3 April 2012
A Symbol for the City: The London Eye
Every major city needs a unique architectural symbol: Paris has the Eiffel Tower, New York has the Statue of Liberty, Berlin has the Fernsehturm. London has a few candidates, such as Big Ben or the Tower Bridge, but these are lacking something – namely, a view. The London Eye, while it doesn’t have the history that the aforementioned buildings have, offers a bird’s eye view of the city, making London Eye tickets a must-have for visitors.
While it may seem like an unnecessary indulgence, the ability to elevate people above the city could be argued to serve an important and unifying function in modern cities. All people, from all walks of life and backgrounds are able to ascend above their common home, and view it as a single, kindred place. Our sprawling, populous cities are melting pots, with millions of people from all over the world, and it is important to remind people that they are a part of a community, diverse though it may be.

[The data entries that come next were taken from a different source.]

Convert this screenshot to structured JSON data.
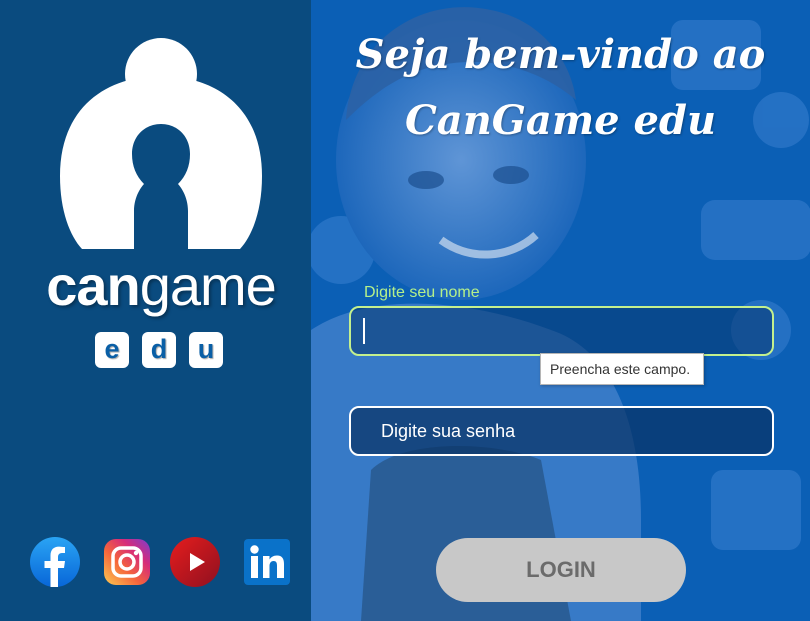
{
  "brand": {
    "logo_icon": "cangame-person-arch-logo",
    "word_bold": "can",
    "word_light": "game",
    "edu_letters": [
      "e",
      "d",
      "u"
    ]
  },
  "social": [
    {
      "name": "facebook-icon",
      "color": "#1877f2"
    },
    {
      "name": "instagram-icon",
      "color": "#e1306c"
    },
    {
      "name": "youtube-icon",
      "color": "#d01a1a"
    },
    {
      "name": "linkedin-icon",
      "color": "#0a66c2"
    }
  ],
  "welcome": {
    "line1": "Seja bem-vindo ao",
    "line2": "CanGame edu"
  },
  "form": {
    "name_label": "Digite seu nome",
    "name_value": "",
    "validation_tooltip": "Preencha este campo.",
    "password_placeholder": "Digite sua senha",
    "login_label": "LOGIN"
  },
  "colors": {
    "left_panel": "#0a4b7f",
    "right_panel": "#0a62b8",
    "focus_border": "#c3f08e",
    "login_button": "#c8c8c8"
  }
}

The London Eye is incredibly young as a symbol for such an old city – it was inaugurated on the eve of the last millennium, a historic date, to be sure, but making it barely 12 years old. It does, however, make a distinct addition to London’s skyline. The closed-in pods are eerily alien-like, and the wheel itself breaks the monotony of vertical lines that the skyscrapers become from a distance. It is now a permanent fixture on London’s silhouette, appearing on everything from postcards to coffee mugs.
While it has yet to stand the test of time that the Eiffel Tower and the Statue of Liberty have stood, the prospects are good for it be considered their equal in a few decades. Take Berlin’s Fernsehturm – construction completed at the end of the 1960s, and it is now the city’s main architectural landmark. In fifty years, the now futuristic-seeming look of the London Eye, will probably look as dated as the retro look of the Fernsehturm now, which has typical 1960s space race aesthetics.
The London Eye can, in fact, boast something of a historical significance – at the beginning of the 20th century it had a precedent in the Great Wheel. This Ferris wheel was some 94 metres tall and was open to the public from 1897 until 1907. Built for the Empire of India Exhibition, it took some 2.5 million people above London during its life, and gives the Eye a greater claim to the honour of being a symbol of London.
Photo by Jim Bahn